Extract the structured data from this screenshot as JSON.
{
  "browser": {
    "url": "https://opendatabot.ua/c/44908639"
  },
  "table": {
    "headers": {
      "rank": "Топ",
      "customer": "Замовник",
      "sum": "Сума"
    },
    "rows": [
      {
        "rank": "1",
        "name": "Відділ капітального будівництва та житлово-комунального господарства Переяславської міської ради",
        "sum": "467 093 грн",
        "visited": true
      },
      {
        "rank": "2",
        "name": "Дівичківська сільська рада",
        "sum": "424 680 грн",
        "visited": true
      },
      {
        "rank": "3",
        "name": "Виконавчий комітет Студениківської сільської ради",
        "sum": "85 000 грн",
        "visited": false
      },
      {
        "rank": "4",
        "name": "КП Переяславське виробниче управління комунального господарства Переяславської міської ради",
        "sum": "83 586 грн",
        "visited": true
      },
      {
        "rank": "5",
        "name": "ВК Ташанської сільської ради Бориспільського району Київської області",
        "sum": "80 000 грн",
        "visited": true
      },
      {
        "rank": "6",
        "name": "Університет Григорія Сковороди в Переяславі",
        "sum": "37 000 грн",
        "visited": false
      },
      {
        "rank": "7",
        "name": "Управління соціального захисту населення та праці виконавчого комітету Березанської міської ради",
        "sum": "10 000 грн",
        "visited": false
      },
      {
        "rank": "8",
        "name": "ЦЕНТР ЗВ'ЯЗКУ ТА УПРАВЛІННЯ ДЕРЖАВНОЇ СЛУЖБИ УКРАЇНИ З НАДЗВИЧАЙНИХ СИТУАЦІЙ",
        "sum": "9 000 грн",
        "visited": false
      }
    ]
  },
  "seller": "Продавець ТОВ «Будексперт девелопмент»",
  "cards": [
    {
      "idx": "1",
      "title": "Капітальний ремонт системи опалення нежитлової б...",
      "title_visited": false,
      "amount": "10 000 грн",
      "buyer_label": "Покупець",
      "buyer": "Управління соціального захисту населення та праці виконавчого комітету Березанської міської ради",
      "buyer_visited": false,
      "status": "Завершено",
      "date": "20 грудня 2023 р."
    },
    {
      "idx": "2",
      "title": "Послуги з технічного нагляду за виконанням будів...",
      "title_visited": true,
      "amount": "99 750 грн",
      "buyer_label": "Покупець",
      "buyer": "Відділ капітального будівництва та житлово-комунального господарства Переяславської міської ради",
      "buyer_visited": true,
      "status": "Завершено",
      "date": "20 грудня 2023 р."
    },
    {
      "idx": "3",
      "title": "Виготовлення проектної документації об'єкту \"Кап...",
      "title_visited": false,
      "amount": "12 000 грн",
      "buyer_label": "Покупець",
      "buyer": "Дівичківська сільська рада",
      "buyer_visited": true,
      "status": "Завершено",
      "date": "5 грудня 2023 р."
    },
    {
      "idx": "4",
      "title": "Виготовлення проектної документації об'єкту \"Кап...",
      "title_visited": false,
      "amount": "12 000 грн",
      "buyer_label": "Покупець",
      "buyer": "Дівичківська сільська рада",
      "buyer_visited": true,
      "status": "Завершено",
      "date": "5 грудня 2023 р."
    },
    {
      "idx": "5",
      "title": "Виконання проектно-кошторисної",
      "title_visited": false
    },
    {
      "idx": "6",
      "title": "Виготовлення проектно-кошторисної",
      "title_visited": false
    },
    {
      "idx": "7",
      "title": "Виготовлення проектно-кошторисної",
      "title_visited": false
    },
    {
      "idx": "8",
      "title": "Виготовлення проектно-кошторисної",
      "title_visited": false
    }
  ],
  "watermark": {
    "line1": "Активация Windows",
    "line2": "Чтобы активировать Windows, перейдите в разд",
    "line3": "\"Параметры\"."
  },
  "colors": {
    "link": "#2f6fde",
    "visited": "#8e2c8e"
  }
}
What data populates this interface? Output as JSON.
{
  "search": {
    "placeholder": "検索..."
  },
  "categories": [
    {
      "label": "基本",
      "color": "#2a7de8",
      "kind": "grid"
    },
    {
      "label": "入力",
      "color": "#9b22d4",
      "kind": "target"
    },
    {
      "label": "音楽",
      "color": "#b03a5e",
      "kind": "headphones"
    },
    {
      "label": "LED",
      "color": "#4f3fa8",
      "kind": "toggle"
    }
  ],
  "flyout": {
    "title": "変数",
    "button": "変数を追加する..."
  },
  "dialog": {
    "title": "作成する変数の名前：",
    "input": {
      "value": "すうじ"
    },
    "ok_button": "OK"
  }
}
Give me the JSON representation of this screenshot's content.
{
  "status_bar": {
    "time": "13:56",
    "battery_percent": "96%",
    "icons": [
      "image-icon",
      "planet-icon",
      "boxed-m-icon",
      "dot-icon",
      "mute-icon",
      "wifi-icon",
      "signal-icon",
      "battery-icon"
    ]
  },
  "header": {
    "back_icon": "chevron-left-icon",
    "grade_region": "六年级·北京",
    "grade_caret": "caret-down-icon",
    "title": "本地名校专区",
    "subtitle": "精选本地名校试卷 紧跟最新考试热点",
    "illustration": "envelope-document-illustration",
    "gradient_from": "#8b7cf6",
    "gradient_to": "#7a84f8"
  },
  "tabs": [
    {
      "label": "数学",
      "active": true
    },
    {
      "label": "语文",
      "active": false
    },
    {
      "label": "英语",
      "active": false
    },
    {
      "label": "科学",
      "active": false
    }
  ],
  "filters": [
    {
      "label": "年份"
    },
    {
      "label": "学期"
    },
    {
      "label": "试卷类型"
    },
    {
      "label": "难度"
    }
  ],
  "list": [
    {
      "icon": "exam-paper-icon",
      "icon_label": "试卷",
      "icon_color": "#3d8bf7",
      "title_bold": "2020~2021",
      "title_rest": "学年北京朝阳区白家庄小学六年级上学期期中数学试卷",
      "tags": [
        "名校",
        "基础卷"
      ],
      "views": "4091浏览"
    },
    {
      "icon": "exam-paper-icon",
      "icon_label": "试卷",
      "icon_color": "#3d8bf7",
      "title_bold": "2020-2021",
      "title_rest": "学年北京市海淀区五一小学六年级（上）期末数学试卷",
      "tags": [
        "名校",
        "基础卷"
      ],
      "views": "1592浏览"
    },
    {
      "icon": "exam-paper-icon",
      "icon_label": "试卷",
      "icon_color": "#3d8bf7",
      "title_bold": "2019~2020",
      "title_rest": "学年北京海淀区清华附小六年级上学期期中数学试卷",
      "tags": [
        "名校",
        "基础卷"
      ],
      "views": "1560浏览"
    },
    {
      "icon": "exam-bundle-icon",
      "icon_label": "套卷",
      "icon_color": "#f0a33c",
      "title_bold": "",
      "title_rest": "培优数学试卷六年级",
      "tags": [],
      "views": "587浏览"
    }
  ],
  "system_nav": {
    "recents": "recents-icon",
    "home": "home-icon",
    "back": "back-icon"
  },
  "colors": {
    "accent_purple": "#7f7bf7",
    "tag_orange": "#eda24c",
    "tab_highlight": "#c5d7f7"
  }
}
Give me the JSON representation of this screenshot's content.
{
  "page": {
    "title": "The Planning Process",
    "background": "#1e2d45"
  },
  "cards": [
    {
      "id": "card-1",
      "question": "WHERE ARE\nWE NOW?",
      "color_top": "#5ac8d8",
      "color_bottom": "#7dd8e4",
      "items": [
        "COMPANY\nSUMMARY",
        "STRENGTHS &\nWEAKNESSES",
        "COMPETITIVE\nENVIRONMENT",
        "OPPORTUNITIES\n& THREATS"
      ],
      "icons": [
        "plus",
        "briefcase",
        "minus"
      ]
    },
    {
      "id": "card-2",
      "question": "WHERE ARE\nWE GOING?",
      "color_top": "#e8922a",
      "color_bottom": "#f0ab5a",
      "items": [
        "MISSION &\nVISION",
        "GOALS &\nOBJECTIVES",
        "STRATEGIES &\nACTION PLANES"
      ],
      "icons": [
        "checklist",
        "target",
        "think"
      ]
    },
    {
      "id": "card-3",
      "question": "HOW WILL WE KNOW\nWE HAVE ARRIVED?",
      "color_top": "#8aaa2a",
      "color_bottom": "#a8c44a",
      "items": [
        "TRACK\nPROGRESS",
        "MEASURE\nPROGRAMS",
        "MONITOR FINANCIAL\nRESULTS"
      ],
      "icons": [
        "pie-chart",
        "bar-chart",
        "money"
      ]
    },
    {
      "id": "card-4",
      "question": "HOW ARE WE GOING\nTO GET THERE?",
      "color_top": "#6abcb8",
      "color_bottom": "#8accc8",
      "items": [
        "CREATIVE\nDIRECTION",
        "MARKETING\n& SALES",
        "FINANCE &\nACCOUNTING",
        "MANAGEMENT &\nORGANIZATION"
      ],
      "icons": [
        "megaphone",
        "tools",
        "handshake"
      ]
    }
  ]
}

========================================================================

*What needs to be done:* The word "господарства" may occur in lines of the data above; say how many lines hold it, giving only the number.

*Exercise result:* 3